Browsing history is not only a tool that makes it easier and faster to browse the internet. It is also a valuable resource of highly desirable information about you. Did you know that? Find out who, and why has the access to your browsing history.
Have you ever considered how exactly your browser history works? Who and why has got access to this extremely private tool? Is it dangerous to you? And finally, what can you do about it? Interested? Read the article below.
What exactly is browsing history?
Browsing History is a tool widely used in modern web browsers. It stores the visited web pages and usually contains the name of the page and its URL. These data, along with other data generated while browsing websites (such as cookies, cache, and saved passwords), are saved on your device's hard drive. What for? First of all, to make it easier and faster for you to browse the next time, for example by suggesting addresses and page names on the fly, but that’s not all...
What else is browsing history?
Browsing history is not only a tool that makes it easier and faster to browse the internet or easily return to previously visited interesting websites. It is also a valuable resource of highly desirable information about you. It is said that nothing and no one will tell you about a man as much as his browsing history. The websites, services, and pages you visit can reveal a lot not only about your work or interests but also about your dreams, desires, plans, health, or greatest fears about the future. Can you imagine?
Imagine you are planning a vacation or renovation of your house. How are you looking for information about where you want to go, hotels and flights or interior design trends, prices for paints, and other materials? Where and how do you buy it all?
And now imagine that you are expecting a baby. What do you do? You check online what can happen at each stage of pregnancy and later during the baby's development! You confront your fears and concerns with the search results. Not only that, you are looking for information about what you will need to complete the perfect layette, and then you do the necessary and unnecessary purchases. You make a doctor’s appointment via the application, and at the same time check the opinions about him in groups for future parents.
Finally, imagine that your doctor is diagnosing you with, for example, chlamydiosis. What are you doing first? You google your disease and check what can happen to you, how to treat yourself effectively and what to do to help yourself quickly.
All this information remains in your browsing history. Not only to make it easier for you to use the resources you have viewed before... because you know...
…Your browsing history isn't just yours at all
Anyone with access to your computer or other device has access to your browsing history. So your partner, lover, colleague, parent, or even worse, the employer can check what pages you are browsing.
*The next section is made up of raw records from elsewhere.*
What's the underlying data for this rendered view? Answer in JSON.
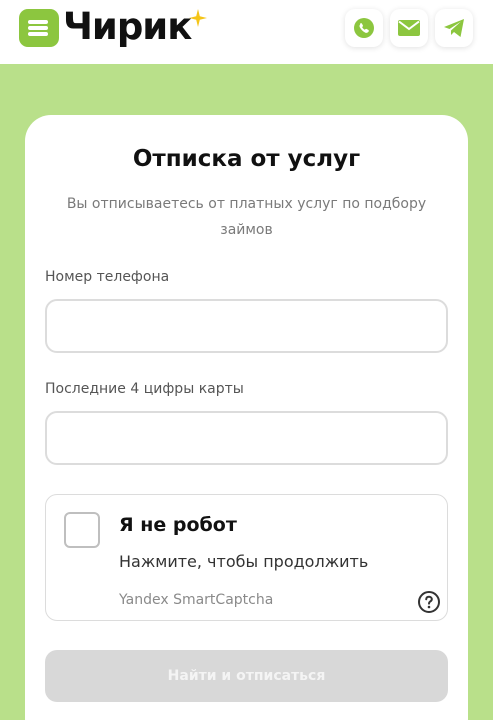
{
  "header": {
    "logo_text": "Чирик",
    "icons": [
      "phone-icon",
      "mail-icon",
      "telegram-icon"
    ],
    "accent_color": "#8cc63f"
  },
  "form": {
    "title": "Отписка от услуг",
    "subtitle": "Вы отписываетесь от платных услуг по подбору займов",
    "phone_label": "Номер телефона",
    "phone_value": "",
    "card_label": "Последние 4 цифры карты",
    "card_value": "",
    "submit_label": "Найти и отписаться"
  },
  "captcha": {
    "title": "Я не робот",
    "subtitle": "Нажмите, чтобы продолжить",
    "brand": "Yandex SmartCaptcha",
    "checked": false
  },
  "colors": {
    "page_background": "#b9e08a",
    "icon_green": "#8cc63f",
    "button_disabled": "#d8d8d8"
  }
}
But that's not all because the pages you have viewed may also be linked to your browsing history. Well, it's not like their files are saved in your history and on your hard drive just to make it easier for you to browse those specific sites again. Using the appropriate cookies, websites you visit can also track your browsing history on other websites! Such knowledge is a tasty morsel for advertisers, right?
It’s still not the end. Your internet provider also has access to your browsing history. And while you can deal with the nosy partner by regularly clearing your browsing history or using the incognito mode, it is not so easy with the service provider. Why? The option to clear your browsing history only removes it from your device's memory. At the same time, via your router, the internet provider has access to all HTTP requests sent from your device - in other words - can see exactly which websites you are connecting to. And even if you use the secure HTTPS protocol, the network administrator, while unable to access the content, sees the names of the domains you visit. Now think, what can your ISP do with such data? Can it sell them to other entities, such as advertising agencies? Can it hand them over to the authorities? I’ll leave you with these questions.
Finally, something that is officially rather reluctant to talk about: the government may be able to access your browsing history. And it will not be called an attack on your freedom, because such actions are usually explained with security reasons that are difficult to undermine. And since such activities are usually not communicated to the public, everything remains alleged - at least until a scandal breaks out.
What can you do about it?
Above all, educate yourself! The more you know, the more consciously you use the internet and have your data at your disposal. Stay tuned to our blog and subscribe to the newsletter, because our goal is to build a community of conscious and responsible internet users.
In addition, do not accept all the cookies automatically - before clicking “Accept All” bottom, read what exactly you agree to, and do not give permission to something that does not agree with you. If you need more information on this topic, follow us, we are preparing a comprehensive publication on cookies for you.
Last but not least - make friends with a browser that cares about your security and offers to browse using a VPN - a Virtual Private Network. Thanks to this, your data will be encrypted and will no longer be available to entities and companies that you do not want to inform about your online activity. One such browser is going to be Altroo. Our goal is to allow you to browse the internet safely, control your data and finally help you support charity. Check us out!